Mario Bosquez, nominated for a James Beard Award for Excellent in Broadcasting, lived the Chalupa Rules and shows us all how we can do the same.
Posted August 1, 2005

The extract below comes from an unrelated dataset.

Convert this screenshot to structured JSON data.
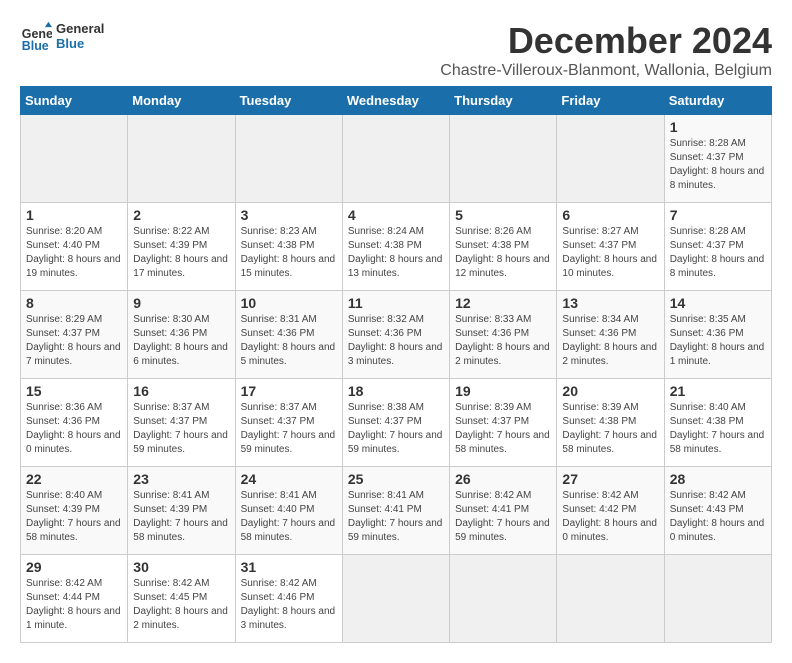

Growing up ¿Chicano¿ in the west side of San Antonio in the 1960s and 70s, my whole life seemed to be shaped by dichos, curanderas, and public assistance. In my barrio, inundated with brothers and sisters, friends and primos, tios y tias, and of course, Uncle Sam--representing governmental authority at the city, state and national level--I was never alone, yet I always managed to get into trouble to the delight of everyone around me. At night, if I didn¿t fall asleep quickly enough, my mom would remind me that ¿el cucuy se lleva a los que no duermen (the bogeyman takes away those who don¿t sleep)¿ foolishly expecting me to fall asleep after filling my head with visions of a terrifying end to my life. If I had a fever or a pain I couldn¿t explain, the curandera (who I¿m sure didn¿t have a license¿medical, drivers, ministry, or otherwise) would be summoned. Upon arrival, she would rub a whole raw egg all over my body, crack it open, pour it in a bowl, and place it under my bed. If I felt better in the morning, it meant the magic worked if I didn¿t, it was because I was a bad boy who was suffering for his sins. Speaking of eggs, I remember that the 3rd of the month was always a holiday at my house since that was the day the mailman would bring our authorization letter for food stamps! The visit to ¿la oficina de estampillas¿ was always followed by a trip to the grocery store, where mom would give me my monthly allowance of $5 in the form of a purple food stamp note. I would buy all the junk food I could with the government-issued currency and would not eat anything else until the last crumb was gone. All these images have flooded back into my consciousness after reading Mario Bosquez¿s (no relation¿honest!) ¿The Chalupa Rules: A Latino Guide to Gringolandia.¿ Even Mario has a place in my memories as I remember watching him live a life I longed for as he co-hosted a popular local television show with an attractive female co-star. Lucky devil! Little did I know then that he and I were living a life more similar than not. While the TV screen always projected an image of a suave and debonair gentleman explaining the wonders of the Alamo City, the cruel reality was that he was struggling to support his family¿mother and siblings--while living in a government sponsored FHA 235 home. Bosquez has taken his life experiences and has crafted what he calls ¿The Chalupa Rules,¿ using dichos (proverbs) as inspiration to overcome poverty and a childhood surrounded by domestic violence and alcoholism. For those of you unfamiliar with a ¿chalupa¿ (and no, I don¿t mean the tasty food concoction made with a fried corn tortilla coated on one side with refried beans and topped with grated cheese and chopped lettuce and tomatoes), it¿s a Mexican version of bingo, more commonly known as loteria. A caller pulls a card from a deck which contains a colorful imagery¿a rooster, a hand or a man holding the world, among others¿and calls the names of these items in Spanish--el gallo, la mano, el mundo. Players use pinto beans to mark the squares on their playing card and the first one to cover all the images on their card wins. The book contains 30 homespun rules for success that still ring true in today¿s world of the all-knowing internet. Among other things, Bosquez will gently remind you that the devil never sleeps, that it¿s okay to sleep on important decisions, and that there¿s no harm in proudly waving the banner of your identity. ¿The Chalupa Rules¿ is witty, entertaining and prevalent in today¿s world, regardless of race, creed or religion. It¿s written as if your favorite uncle has decided to devote a whole afternoon to you and only you, in order to tell you about the mistakes he¿s made so that they won¿t happen to you. Bosquez is now an anchor in the number one television market in the world, no doubt by following his collection of dichos. Pick up a copy of the book and try on some dichos for size¿see how they transcendWas this review helpful? Yes NoThank you for your feedback. Report this reviewThank you, this review has been flagged.